    Finally, I'm sure you are familiar w/ the Better Place charge-and-go concept (I see you have it linked on the side):

    I was wondering if you know whether BMW, or any other manufacturers beyond Renault, are seriously looking at developing a common battery standard to allow wide implementation of a battery swap concept. I think this capability, while not essential, would really make the adoption of EVs by most people a no-brainer. Beyond the elimination of the range concerns, it also has the potential to reduce up-front vehicle costs (since the battery itself might not be included in the cost of the EV) and it reduces technology risk (since you wouldn't be locked into the battery technology available at the time of EV purchase, but were instead able to leverage the pool of batteries held by the swap-station).

    If you've got a few minutes, I'd really appreciate your thoughts on these topics.

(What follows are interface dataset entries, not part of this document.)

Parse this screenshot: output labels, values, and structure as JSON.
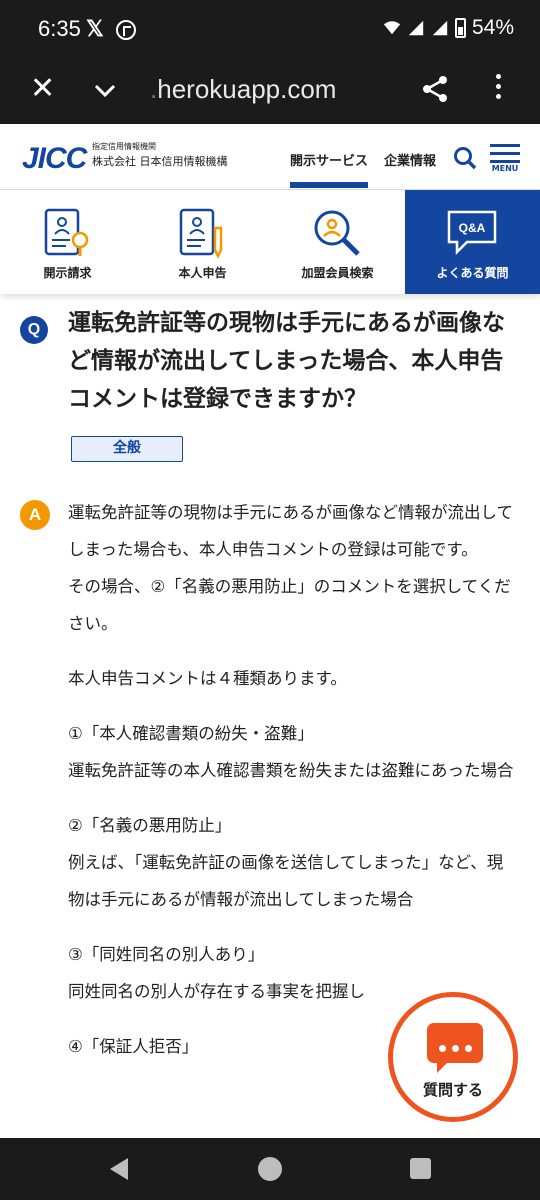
{
  "status_bar": {
    "time": "6:35",
    "x_logo": "𝕏",
    "battery": "54%"
  },
  "browser": {
    "url_faded": ".",
    "url_domain": "herokuapp.com"
  },
  "site_header": {
    "logo": "JICC",
    "logo_sub1": "指定信用情報機関",
    "logo_sub2": "株式会社 日本信用情報機構",
    "nav": [
      "開示サービス",
      "企業情報"
    ],
    "menu_label": "MENU"
  },
  "tabs": [
    {
      "label": "開示請求",
      "icon": "disclosure-request-icon",
      "active": false
    },
    {
      "label": "本人申告",
      "icon": "self-declaration-icon",
      "active": false
    },
    {
      "label": "加盟会員検索",
      "icon": "member-search-icon",
      "active": false
    },
    {
      "label": "よくある質問",
      "icon": "faq-icon",
      "active": true,
      "icon_text": "Q&A"
    }
  ],
  "question": {
    "badge": "Q",
    "text": "運転免許証等の現物は手元にあるが画像など情報が流出してしまった場合、本人申告コメントは登録できますか？",
    "tag": "全般"
  },
  "answer": {
    "badge": "A",
    "p1": "運転免許証等の現物は手元にあるが画像など情報が流出してしまった場合も、本人申告コメントの登録は可能です。",
    "p2": "その場合、②「名義の悪用防止」のコメントを選択してください。",
    "p3": "本人申告コメントは４種類あります。",
    "item1_title": "①「本人確認書類の紛失・盗難」",
    "item1_desc": "運転免許証等の本人確認書類を紛失または盗難にあった場合",
    "item2_title": "②「名義の悪用防止」",
    "item2_desc": "例えば、「運転免許証の画像を送信してしまった」など、現物は手元にあるが情報が流出してしまった場合",
    "item3_title": "③「同姓同名の別人あり」",
    "item3_desc": "同姓同名の別人が存在する事実を把握し",
    "item4_title": "④「保証人拒否」"
  },
  "fab": {
    "label": "質問する"
  },
  "colors": {
    "brand_blue": "#1446a0",
    "answer_orange": "#f39800",
    "fab_orange": "#f0541e"
  }
}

  7. I'm sorry if I wasn't clear in the past about the standard plugs, but everyone now(except Tesla) uses the industry standard J1172 connector so anywhere you go and find a public charge station you can plug in because they all use the same connecter called the J1772 or simply the "J plug". Tesla is walking to their own beat because they want the ability to charge faster than everyone else so they designed their own plug to accept a higher rate of electricity bu they do have a converter plug so a Tesla owner could use a public charging station that has the J1172 connector.

    Some EVSE's are made for outdoor use. The ones I got for the MINI-E program are made by Clipper Creek and can be installed indoors or outdoors and are very durable. I wouldn't hesitate one minute to install it outside, I bet it would last a very long time.

    Yes I know all about Better Place and I do follow their progress. Currently there aren't any Auto manufacturers other than Renault that are investing in the battery swap system. Time will tell which is the best way to go (battery swap vs permanently installed). By not buying the battery up front you get to buy the car for much less, but then you are locked into lease payments forever. As battery technology improves and costs come down, does it make sense? I'm not sure. If I knew for certain that we wouldn't have any major battery breakthroughs in the next 5-10 years then I think it would be the "no brainer" you talk about. However what if I told you in seven years there will be a battery that delivers 300 miles of range, recharges in 20 minutes and costs half of what today's batteries do. Would battery swap be necessary then? I'm not saying it doesn't make sense, I just think it's too early to declare which is better.